Haley in her Feb. 27 veto message said the bill, sponsored by fellow Republican Dwight Loftis of Greenville County, was unconstitutional because it violated the home-rule provisions of the S.C. Constitution, which “prohibit the enactment of state laws affecting one county.”

Haley used that same reasoning in June in vetoing another bill (H. 3790), sponsored by Rep. Bakari Sellers, D-Bamberg, which created the Bamberg County Water and Sewer Authority,

“For too long, the General Assembly has involved itself in entirely local issues like providing water and sewer services to county and municipal residents, which violate Home Rule,” Haley wrote in her June 27 veto message.

But a review by The Nerve of legislation that passed this year found that Haley signed at least a dozen bills dealing with issues affecting only one county or several counties.

The local bills include:

  • S. 1298, sponsored by Sen. Yancey McGill, D-Williamsburg, which changed Florence School District 3’s budgeting process;
  • S. 1492, sponsored by Sen. Kevin Bryant, R-Anderson, which gives parents in Anderson County the option of sending their children to a school district located on either side of their property where their home is located if a district boundary line bisects their property;
  • H. 3947, sponsored by Democratic Reps. Todd Rutherford and Jimmy Bales of Richland County, which ended the governor’s appointment authority over part of the Richland-Lexington Airport Commission and transferred that authority to the Richland and Lexington County legislative delegations, and Columbia City Council;
  • H. 4434, sponsored by Rep. Brian White, R-Anderson and the House Ways and Means Committee chairman, which changed the name of the Pendleton District Agricultural Museum to the “Bart Garrison Agricultural Museum of South Carolina”; and
  • H. 4983, sponsored by Rep. Tommy Pope, R-York, which changed the boundaries of certain bird sanctuaries in York County for hunting purposes.
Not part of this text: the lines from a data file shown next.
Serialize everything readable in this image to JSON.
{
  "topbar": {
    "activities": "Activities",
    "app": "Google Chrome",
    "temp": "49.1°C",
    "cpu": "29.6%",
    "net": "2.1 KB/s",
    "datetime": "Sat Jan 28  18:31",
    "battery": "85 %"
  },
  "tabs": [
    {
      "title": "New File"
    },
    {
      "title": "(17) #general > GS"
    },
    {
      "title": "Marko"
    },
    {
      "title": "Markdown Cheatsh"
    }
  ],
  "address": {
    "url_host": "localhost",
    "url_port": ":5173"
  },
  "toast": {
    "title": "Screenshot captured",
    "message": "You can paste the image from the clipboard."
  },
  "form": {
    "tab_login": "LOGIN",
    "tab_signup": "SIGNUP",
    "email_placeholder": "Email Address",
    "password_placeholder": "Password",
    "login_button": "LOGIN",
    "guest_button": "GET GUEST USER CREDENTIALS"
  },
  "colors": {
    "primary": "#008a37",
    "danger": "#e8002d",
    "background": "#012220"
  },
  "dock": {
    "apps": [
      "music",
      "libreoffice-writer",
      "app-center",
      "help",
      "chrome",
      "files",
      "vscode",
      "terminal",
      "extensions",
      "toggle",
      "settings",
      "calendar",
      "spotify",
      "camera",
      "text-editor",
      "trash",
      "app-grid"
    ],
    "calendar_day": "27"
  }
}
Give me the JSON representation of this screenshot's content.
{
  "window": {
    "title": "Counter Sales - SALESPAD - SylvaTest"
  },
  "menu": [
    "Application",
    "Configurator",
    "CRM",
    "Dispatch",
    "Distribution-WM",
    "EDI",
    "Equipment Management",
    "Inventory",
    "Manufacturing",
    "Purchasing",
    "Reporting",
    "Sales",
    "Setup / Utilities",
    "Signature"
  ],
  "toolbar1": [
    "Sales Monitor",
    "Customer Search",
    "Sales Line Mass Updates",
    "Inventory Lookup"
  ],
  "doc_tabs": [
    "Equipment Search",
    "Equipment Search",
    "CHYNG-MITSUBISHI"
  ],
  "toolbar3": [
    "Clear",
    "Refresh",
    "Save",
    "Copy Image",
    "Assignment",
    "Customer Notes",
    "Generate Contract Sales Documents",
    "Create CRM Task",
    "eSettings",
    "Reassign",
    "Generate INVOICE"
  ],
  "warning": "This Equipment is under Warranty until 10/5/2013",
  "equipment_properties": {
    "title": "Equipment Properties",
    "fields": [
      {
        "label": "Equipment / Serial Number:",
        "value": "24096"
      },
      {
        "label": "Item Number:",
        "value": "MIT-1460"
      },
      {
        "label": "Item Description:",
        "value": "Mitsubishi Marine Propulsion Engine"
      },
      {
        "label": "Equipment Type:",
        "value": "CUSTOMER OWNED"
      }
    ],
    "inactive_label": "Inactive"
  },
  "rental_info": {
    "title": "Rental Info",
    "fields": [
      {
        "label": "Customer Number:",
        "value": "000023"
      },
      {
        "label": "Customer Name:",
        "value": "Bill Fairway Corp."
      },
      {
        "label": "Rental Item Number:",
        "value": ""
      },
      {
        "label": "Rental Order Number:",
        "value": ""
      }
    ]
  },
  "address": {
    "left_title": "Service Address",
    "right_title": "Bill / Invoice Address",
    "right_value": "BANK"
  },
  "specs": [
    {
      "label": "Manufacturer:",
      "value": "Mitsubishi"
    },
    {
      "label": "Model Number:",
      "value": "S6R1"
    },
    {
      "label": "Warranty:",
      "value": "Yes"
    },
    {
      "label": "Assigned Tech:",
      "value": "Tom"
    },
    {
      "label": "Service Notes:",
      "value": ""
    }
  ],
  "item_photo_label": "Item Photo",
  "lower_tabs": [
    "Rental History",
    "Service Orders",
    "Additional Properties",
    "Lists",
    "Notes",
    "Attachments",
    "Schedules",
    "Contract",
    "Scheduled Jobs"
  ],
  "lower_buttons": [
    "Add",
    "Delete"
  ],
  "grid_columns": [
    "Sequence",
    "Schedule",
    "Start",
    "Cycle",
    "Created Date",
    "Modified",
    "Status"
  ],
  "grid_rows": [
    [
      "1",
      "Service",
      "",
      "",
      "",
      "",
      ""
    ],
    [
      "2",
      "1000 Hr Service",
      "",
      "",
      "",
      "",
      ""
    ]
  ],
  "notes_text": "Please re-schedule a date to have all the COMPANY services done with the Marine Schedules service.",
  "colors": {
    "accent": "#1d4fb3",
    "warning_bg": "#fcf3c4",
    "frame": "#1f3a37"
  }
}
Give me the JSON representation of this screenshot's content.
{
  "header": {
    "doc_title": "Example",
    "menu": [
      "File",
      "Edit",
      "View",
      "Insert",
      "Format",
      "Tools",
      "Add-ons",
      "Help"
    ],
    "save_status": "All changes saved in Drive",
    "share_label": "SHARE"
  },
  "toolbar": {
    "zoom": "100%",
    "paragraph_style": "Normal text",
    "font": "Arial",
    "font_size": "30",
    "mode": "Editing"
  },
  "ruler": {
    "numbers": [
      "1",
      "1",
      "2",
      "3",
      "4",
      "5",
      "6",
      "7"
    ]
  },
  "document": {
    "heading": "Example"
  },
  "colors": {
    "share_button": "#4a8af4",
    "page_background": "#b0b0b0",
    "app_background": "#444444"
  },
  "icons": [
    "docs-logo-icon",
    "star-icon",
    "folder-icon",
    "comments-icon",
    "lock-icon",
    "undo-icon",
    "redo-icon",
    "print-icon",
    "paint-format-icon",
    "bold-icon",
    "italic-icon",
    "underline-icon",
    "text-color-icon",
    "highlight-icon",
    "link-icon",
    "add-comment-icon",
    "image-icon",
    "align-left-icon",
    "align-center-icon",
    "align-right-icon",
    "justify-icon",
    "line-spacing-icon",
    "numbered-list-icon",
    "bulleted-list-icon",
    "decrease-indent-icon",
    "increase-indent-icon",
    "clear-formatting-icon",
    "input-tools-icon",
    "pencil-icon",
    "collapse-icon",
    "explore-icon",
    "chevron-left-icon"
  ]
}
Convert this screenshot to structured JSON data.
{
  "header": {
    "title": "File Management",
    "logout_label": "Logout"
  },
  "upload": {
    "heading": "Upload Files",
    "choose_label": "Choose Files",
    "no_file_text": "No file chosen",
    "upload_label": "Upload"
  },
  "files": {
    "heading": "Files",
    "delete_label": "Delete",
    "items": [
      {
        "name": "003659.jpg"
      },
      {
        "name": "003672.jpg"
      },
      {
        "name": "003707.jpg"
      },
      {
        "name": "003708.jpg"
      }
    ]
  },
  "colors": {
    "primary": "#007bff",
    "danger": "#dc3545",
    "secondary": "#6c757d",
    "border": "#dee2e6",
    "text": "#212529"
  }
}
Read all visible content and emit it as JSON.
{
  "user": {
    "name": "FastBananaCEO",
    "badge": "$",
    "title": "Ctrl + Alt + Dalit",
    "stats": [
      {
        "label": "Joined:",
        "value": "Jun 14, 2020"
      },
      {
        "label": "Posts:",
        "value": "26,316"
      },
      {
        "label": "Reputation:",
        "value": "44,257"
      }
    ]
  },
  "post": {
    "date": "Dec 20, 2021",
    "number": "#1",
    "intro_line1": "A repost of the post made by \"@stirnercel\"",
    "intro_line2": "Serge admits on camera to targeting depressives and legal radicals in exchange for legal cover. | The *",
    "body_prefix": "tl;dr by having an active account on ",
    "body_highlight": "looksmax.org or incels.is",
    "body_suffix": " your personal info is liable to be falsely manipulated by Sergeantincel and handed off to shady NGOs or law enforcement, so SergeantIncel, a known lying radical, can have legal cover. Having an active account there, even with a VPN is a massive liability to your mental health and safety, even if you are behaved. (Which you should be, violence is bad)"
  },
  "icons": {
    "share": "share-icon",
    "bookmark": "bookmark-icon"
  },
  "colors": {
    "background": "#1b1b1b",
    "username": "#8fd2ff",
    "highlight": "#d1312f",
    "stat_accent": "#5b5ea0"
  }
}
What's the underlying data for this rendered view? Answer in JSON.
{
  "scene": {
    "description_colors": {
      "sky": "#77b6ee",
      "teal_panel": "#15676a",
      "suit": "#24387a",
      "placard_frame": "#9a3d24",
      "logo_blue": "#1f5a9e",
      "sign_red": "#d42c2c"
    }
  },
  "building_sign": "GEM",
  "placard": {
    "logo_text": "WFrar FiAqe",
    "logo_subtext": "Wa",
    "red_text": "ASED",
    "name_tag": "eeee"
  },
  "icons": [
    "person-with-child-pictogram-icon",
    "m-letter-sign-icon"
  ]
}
The Nerve’s analysis did not include local bills that dealt with reapportionment, or the redrawing of county or other local voting precincts because of population changes reflected in the 2010 U.S. Census.

The Nerve on Thursday sent a written message to Haley spokesman Rob Godfrey seeking an explanation of why the governor signed some local bills but not others. As has been the practice of the Governor’s Office when dealing with The Nerve, no response was given.

Haley’s veto of the H. 4723 dealing with the Berea Water and Sewer District was overridden by the House but sustained in the Senate. Both chambers overrode her veto of H. 3790 creating the Bamberg County Water and Sewer District.

Contacted Thursday, Sellers, the author of H. 3790, criticized Haley’s veto.

“My piece of local legislation helped create infrastructure,” he said, “so we can get more jobs that will bring us out of the double-digit unemployment (in Bamberg County).”

Sellers, an attorney, disagreed with Haley’s contention that his bill violated the state constitution.

Initially, the bill passed the House on a voice vote and made it through the Senate on the critical second reading with only one recorded vote, legislative records show. Historically, the General Assembly has let county legislative delegations pass local bills without interference.

Haley in her June 27 veto message said she believed that “members who fail to vote are supporting the violation of our constitution that we have sworn to uphold.”

But Sellers told The Nerve that any lawmaker was allowed to vote on his bill at any time, adding, “It’s not as if the voting process is cut off in the General Assembly.”

The S.C. Constitution under Article III prohibits local bills that would:

  • Change the names of persons or places;
  • Incorporate cities, towns or villages;
  • Incorporate educational, religious, charitable, social, manufacturing or banking institutions not under the control of the state;
  • Incorporate school districts;
  • Authorize the adoption of children;
  • Provide for the protection of game; and
  • Summon and empanel grand or petit juries.

“In all other cases,” according to the constitution, “where a general law can be made applicable, no special law shall be enacted,” except for wages paid to county officers.

Nerve reporter/researcher Roy Harmon contributed to this story. Reach Brundrett at (803) 254-4411 or rick@thenerve.org.